*** Opening of Source material ***

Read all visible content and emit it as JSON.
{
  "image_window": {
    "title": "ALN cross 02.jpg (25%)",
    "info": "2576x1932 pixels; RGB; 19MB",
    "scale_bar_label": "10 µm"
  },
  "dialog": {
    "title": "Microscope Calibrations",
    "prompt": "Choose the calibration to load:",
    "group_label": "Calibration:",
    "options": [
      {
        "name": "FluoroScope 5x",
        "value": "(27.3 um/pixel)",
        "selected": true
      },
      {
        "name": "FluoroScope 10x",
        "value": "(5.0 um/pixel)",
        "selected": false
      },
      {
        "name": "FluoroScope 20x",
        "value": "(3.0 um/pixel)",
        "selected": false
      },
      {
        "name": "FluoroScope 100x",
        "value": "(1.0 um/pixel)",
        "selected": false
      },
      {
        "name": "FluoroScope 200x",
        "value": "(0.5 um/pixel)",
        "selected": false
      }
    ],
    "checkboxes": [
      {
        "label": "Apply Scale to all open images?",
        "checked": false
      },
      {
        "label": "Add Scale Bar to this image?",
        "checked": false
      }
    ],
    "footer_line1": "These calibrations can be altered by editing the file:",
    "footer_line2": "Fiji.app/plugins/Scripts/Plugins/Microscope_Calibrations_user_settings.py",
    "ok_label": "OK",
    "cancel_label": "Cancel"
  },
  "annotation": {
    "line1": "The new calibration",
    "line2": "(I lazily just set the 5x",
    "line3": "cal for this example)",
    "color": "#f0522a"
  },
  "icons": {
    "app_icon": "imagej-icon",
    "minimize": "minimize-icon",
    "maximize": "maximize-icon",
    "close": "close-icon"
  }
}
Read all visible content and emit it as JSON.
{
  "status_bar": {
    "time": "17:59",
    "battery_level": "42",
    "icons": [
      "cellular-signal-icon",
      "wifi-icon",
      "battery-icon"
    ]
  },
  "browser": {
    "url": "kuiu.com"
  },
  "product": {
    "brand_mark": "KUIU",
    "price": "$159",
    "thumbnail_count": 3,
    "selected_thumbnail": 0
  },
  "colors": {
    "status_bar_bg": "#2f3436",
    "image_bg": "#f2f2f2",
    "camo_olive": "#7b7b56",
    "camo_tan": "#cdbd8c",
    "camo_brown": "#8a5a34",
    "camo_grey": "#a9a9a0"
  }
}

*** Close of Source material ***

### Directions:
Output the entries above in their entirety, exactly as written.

### Answer for the task:
Read all visible content and emit it as JSON.
{
  "image_window": {
    "title": "ALN cross 02.jpg (25%)",
    "info": "2576x1932 pixels; RGB; 19MB",
    "scale_bar_label": "10 µm"
  },
  "dialog": {
    "title": "Microscope Calibrations",
    "prompt": "Choose the calibration to load:",
    "group_label": "Calibration:",
    "options": [
      {
        "name": "FluoroScope 5x",
        "value": "(27.3 um/pixel)",
        "selected": true
      },
      {
        "name": "FluoroScope 10x",
        "value": "(5.0 um/pixel)",
        "selected": false
      },
      {
        "name": "FluoroScope 20x",
        "value": "(3.0 um/pixel)",
        "selected": false
      },
      {
        "name": "FluoroScope 100x",
        "value": "(1.0 um/pixel)",
        "selected": false
      },
      {
        "name": "FluoroScope 200x",
        "value": "(0.5 um/pixel)",
        "selected": false
      }
    ],
    "checkboxes": [
      {
        "label": "Apply Scale to all open images?",
        "checked": false
      },
      {
        "label": "Add Scale Bar to this image?",
        "checked": false
      }
    ],
    "footer_line1": "These calibrations can be altered by editing the file:",
    "footer_line2": "Fiji.app/plugins/Scripts/Plugins/Microscope_Calibrations_user_settings.py",
    "ok_label": "OK",
    "cancel_label": "Cancel"
  },
  "annotation": {
    "line1": "The new calibration",
    "line2": "(I lazily just set the 5x",
    "line3": "cal for this example)",
    "color": "#f0522a"
  },
  "icons": {
    "app_icon": "imagej-icon",
    "minimize": "minimize-icon",
    "maximize": "maximize-icon",
    "close": "close-icon"
  }
}
Read all visible content and emit it as JSON.
{
  "status_bar": {
    "time": "17:59",
    "battery_level": "42",
    "icons": [
      "cellular-signal-icon",
      "wifi-icon",
      "battery-icon"
    ]
  },
  "browser": {
    "url": "kuiu.com"
  },
  "product": {
    "brand_mark": "KUIU",
    "price": "$159",
    "thumbnail_count": 3,
    "selected_thumbnail": 0
  },
  "colors": {
    "status_bar_bg": "#2f3436",
    "image_bg": "#f2f2f2",
    "camo_olive": "#7b7b56",
    "camo_tan": "#cdbd8c",
    "camo_brown": "#8a5a34",
    "camo_grey": "#a9a9a0"
  }
}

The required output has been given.